Your task is to repeat the listing exactly.
**** RECORDED DATA ****
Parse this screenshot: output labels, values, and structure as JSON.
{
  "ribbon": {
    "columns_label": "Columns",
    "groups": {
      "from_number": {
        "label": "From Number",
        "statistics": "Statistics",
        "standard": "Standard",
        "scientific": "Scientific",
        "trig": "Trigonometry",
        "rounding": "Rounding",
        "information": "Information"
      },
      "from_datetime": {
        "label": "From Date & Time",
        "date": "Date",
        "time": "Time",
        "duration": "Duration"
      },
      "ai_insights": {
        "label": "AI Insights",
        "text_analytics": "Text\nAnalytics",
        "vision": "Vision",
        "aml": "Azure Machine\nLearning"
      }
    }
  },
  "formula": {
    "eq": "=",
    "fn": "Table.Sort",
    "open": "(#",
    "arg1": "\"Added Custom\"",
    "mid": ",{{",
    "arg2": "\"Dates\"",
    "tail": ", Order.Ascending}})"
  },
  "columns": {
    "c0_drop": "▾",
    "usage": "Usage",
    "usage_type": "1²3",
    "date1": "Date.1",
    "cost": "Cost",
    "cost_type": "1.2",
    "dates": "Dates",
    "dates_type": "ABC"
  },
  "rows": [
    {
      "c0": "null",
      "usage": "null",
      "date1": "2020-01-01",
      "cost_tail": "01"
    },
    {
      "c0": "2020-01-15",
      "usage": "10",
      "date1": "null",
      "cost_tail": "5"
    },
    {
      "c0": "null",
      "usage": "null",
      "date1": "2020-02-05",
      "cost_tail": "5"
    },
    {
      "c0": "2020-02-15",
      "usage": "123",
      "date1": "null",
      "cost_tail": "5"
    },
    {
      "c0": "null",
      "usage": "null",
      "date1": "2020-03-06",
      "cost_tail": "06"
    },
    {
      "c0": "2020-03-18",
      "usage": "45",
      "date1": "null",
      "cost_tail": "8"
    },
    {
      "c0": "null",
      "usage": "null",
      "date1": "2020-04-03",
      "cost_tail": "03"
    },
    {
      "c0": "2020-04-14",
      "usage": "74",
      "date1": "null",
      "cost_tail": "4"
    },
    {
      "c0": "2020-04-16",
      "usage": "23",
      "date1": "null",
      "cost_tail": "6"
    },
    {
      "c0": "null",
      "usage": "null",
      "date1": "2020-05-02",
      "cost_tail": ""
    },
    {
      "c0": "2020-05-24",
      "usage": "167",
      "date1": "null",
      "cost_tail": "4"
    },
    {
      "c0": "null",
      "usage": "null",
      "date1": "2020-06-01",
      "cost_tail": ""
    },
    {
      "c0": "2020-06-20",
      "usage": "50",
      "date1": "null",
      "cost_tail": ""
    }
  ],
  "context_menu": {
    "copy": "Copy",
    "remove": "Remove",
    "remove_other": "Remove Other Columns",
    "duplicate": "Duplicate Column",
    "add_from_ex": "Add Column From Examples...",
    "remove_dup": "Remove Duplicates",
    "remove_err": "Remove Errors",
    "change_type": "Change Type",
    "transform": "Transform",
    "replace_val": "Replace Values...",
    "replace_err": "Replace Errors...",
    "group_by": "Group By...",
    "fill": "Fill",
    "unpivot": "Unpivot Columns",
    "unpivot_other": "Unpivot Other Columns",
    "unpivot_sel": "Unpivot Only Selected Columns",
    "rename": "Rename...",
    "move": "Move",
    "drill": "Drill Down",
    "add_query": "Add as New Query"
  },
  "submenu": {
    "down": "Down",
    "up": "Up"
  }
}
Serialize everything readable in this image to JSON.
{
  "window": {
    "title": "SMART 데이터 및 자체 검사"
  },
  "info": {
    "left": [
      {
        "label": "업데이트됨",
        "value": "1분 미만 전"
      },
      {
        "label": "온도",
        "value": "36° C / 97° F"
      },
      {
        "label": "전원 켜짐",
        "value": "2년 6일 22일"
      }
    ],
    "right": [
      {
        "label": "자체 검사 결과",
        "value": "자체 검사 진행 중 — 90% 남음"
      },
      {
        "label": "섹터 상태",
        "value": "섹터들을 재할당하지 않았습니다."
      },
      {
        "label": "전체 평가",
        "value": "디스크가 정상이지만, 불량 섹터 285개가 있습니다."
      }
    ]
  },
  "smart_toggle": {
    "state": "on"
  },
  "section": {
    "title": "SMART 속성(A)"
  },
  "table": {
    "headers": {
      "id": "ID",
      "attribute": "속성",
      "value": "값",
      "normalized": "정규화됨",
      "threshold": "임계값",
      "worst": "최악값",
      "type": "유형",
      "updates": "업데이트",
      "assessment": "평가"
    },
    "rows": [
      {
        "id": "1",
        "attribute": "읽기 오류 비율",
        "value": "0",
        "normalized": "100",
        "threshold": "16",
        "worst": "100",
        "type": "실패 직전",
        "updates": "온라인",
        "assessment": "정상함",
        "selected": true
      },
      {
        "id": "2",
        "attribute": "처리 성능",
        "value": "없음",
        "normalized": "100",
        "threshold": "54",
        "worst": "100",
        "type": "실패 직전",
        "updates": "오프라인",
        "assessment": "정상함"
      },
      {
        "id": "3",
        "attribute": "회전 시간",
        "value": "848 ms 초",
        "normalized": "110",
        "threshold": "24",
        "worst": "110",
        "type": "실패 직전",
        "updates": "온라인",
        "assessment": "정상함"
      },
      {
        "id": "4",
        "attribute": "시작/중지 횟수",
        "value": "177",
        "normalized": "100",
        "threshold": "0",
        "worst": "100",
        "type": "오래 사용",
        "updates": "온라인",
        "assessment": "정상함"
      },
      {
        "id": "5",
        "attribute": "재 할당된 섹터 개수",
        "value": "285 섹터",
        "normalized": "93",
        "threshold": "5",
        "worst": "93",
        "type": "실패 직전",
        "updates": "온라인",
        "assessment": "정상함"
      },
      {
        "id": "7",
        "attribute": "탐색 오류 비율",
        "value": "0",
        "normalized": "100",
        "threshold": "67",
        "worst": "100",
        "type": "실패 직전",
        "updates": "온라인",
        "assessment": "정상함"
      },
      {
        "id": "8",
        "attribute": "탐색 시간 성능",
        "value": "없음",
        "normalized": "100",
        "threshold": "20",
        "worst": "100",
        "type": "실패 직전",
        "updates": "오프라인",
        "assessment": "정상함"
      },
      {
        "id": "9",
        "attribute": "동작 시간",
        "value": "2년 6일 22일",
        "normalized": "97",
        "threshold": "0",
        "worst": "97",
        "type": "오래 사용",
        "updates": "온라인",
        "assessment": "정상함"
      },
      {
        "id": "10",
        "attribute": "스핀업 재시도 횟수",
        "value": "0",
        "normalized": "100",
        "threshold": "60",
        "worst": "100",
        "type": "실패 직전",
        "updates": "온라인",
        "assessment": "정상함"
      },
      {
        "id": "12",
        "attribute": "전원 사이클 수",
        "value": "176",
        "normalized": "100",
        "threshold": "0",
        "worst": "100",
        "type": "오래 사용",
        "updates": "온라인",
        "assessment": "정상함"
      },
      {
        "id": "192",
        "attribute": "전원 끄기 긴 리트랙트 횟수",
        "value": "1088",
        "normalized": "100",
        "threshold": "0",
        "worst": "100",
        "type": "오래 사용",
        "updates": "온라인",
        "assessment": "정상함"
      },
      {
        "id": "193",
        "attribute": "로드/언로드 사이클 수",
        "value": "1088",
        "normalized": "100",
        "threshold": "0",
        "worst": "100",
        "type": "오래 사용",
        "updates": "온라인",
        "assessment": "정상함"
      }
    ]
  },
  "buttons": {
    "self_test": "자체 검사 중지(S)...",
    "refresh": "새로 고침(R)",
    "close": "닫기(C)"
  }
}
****
RESPONSE TO THE TASK
Parse this screenshot: output labels, values, and structure as JSON.
{
  "ribbon": {
    "columns_label": "Columns",
    "groups": {
      "from_number": {
        "label": "From Number",
        "statistics": "Statistics",
        "standard": "Standard",
        "scientific": "Scientific",
        "trig": "Trigonometry",
        "rounding": "Rounding",
        "information": "Information"
      },
      "from_datetime": {
        "label": "From Date & Time",
        "date": "Date",
        "time": "Time",
        "duration": "Duration"
      },
      "ai_insights": {
        "label": "AI Insights",
        "text_analytics": "Text\nAnalytics",
        "vision": "Vision",
        "aml": "Azure Machine\nLearning"
      }
    }
  },
  "formula": {
    "eq": "=",
    "fn": "Table.Sort",
    "open": "(#",
    "arg1": "\"Added Custom\"",
    "mid": ",{{",
    "arg2": "\"Dates\"",
    "tail": ", Order.Ascending}})"
  },
  "columns": {
    "c0_drop": "▾",
    "usage": "Usage",
    "usage_type": "1²3",
    "date1": "Date.1",
    "cost": "Cost",
    "cost_type": "1.2",
    "dates": "Dates",
    "dates_type": "ABC"
  },
  "rows": [
    {
      "c0": "null",
      "usage": "null",
      "date1": "2020-01-01",
      "cost_tail": "01"
    },
    {
      "c0": "2020-01-15",
      "usage": "10",
      "date1": "null",
      "cost_tail": "5"
    },
    {
      "c0": "null",
      "usage": "null",
      "date1": "2020-02-05",
      "cost_tail": "5"
    },
    {
      "c0": "2020-02-15",
      "usage": "123",
      "date1": "null",
      "cost_tail": "5"
    },
    {
      "c0": "null",
      "usage": "null",
      "date1": "2020-03-06",
      "cost_tail": "06"
    },
    {
      "c0": "2020-03-18",
      "usage": "45",
      "date1": "null",
      "cost_tail": "8"
    },
    {
      "c0": "null",
      "usage": "null",
      "date1": "2020-04-03",
      "cost_tail": "03"
    },
    {
      "c0": "2020-04-14",
      "usage": "74",
      "date1": "null",
      "cost_tail": "4"
    },
    {
      "c0": "2020-04-16",
      "usage": "23",
      "date1": "null",
      "cost_tail": "6"
    },
    {
      "c0": "null",
      "usage": "null",
      "date1": "2020-05-02",
      "cost_tail": ""
    },
    {
      "c0": "2020-05-24",
      "usage": "167",
      "date1": "null",
      "cost_tail": "4"
    },
    {
      "c0": "null",
      "usage": "null",
      "date1": "2020-06-01",
      "cost_tail": ""
    },
    {
      "c0": "2020-06-20",
      "usage": "50",
      "date1": "null",
      "cost_tail": ""
    }
  ],
  "context_menu": {
    "copy": "Copy",
    "remove": "Remove",
    "remove_other": "Remove Other Columns",
    "duplicate": "Duplicate Column",
    "add_from_ex": "Add Column From Examples...",
    "remove_dup": "Remove Duplicates",
    "remove_err": "Remove Errors",
    "change_type": "Change Type",
    "transform": "Transform",
    "replace_val": "Replace Values...",
    "replace_err": "Replace Errors...",
    "group_by": "Group By...",
    "fill": "Fill",
    "unpivot": "Unpivot Columns",
    "unpivot_other": "Unpivot Other Columns",
    "unpivot_sel": "Unpivot Only Selected Columns",
    "rename": "Rename...",
    "move": "Move",
    "drill": "Drill Down",
    "add_query": "Add as New Query"
  },
  "submenu": {
    "down": "Down",
    "up": "Up"
  }
}
Serialize everything readable in this image to JSON.
{
  "window": {
    "title": "SMART 데이터 및 자체 검사"
  },
  "info": {
    "left": [
      {
        "label": "업데이트됨",
        "value": "1분 미만 전"
      },
      {
        "label": "온도",
        "value": "36° C / 97° F"
      },
      {
        "label": "전원 켜짐",
        "value": "2년 6일 22일"
      }
    ],
    "right": [
      {
        "label": "자체 검사 결과",
        "value": "자체 검사 진행 중 — 90% 남음"
      },
      {
        "label": "섹터 상태",
        "value": "섹터들을 재할당하지 않았습니다."
      },
      {
        "label": "전체 평가",
        "value": "디스크가 정상이지만, 불량 섹터 285개가 있습니다."
      }
    ]
  },
  "smart_toggle": {
    "state": "on"
  },
  "section": {
    "title": "SMART 속성(A)"
  },
  "table": {
    "headers": {
      "id": "ID",
      "attribute": "속성",
      "value": "값",
      "normalized": "정규화됨",
      "threshold": "임계값",
      "worst": "최악값",
      "type": "유형",
      "updates": "업데이트",
      "assessment": "평가"
    },
    "rows": [
      {
        "id": "1",
        "attribute": "읽기 오류 비율",
        "value": "0",
        "normalized": "100",
        "threshold": "16",
        "worst": "100",
        "type": "실패 직전",
        "updates": "온라인",
        "assessment": "정상함",
        "selected": true
      },
      {
        "id": "2",
        "attribute": "처리 성능",
        "value": "없음",
        "normalized": "100",
        "threshold": "54",
        "worst": "100",
        "type": "실패 직전",
        "updates": "오프라인",
        "assessment": "정상함"
      },
      {
        "id": "3",
        "attribute": "회전 시간",
        "value": "848 ms 초",
        "normalized": "110",
        "threshold": "24",
        "worst": "110",
        "type": "실패 직전",
        "updates": "온라인",
        "assessment": "정상함"
      },
      {
        "id": "4",
        "attribute": "시작/중지 횟수",
        "value": "177",
        "normalized": "100",
        "threshold": "0",
        "worst": "100",
        "type": "오래 사용",
        "updates": "온라인",
        "assessment": "정상함"
      },
      {
        "id": "5",
        "attribute": "재 할당된 섹터 개수",
        "value": "285 섹터",
        "normalized": "93",
        "threshold": "5",
        "worst": "93",
        "type": "실패 직전",
        "updates": "온라인",
        "assessment": "정상함"
      },
      {
        "id": "7",
        "attribute": "탐색 오류 비율",
        "value": "0",
        "normalized": "100",
        "threshold": "67",
        "worst": "100",
        "type": "실패 직전",
        "updates": "온라인",
        "assessment": "정상함"
      },
      {
        "id": "8",
        "attribute": "탐색 시간 성능",
        "value": "없음",
        "normalized": "100",
        "threshold": "20",
        "worst": "100",
        "type": "실패 직전",
        "updates": "오프라인",
        "assessment": "정상함"
      },
      {
        "id": "9",
        "attribute": "동작 시간",
        "value": "2년 6일 22일",
        "normalized": "97",
        "threshold": "0",
        "worst": "97",
        "type": "오래 사용",
        "updates": "온라인",
        "assessment": "정상함"
      },
      {
        "id": "10",
        "attribute": "스핀업 재시도 횟수",
        "value": "0",
        "normalized": "100",
        "threshold": "60",
        "worst": "100",
        "type": "실패 직전",
        "updates": "온라인",
        "assessment": "정상함"
      },
      {
        "id": "12",
        "attribute": "전원 사이클 수",
        "value": "176",
        "normalized": "100",
        "threshold": "0",
        "worst": "100",
        "type": "오래 사용",
        "updates": "온라인",
        "assessment": "정상함"
      },
      {
        "id": "192",
        "attribute": "전원 끄기 긴 리트랙트 횟수",
        "value": "1088",
        "normalized": "100",
        "threshold": "0",
        "worst": "100",
        "type": "오래 사용",
        "updates": "온라인",
        "assessment": "정상함"
      },
      {
        "id": "193",
        "attribute": "로드/언로드 사이클 수",
        "value": "1088",
        "normalized": "100",
        "threshold": "0",
        "worst": "100",
        "type": "오래 사용",
        "updates": "온라인",
        "assessment": "정상함"
      }
    ]
  },
  "buttons": {
    "self_test": "자체 검사 중지(S)...",
    "refresh": "새로 고침(R)",
    "close": "닫기(C)"
  }
}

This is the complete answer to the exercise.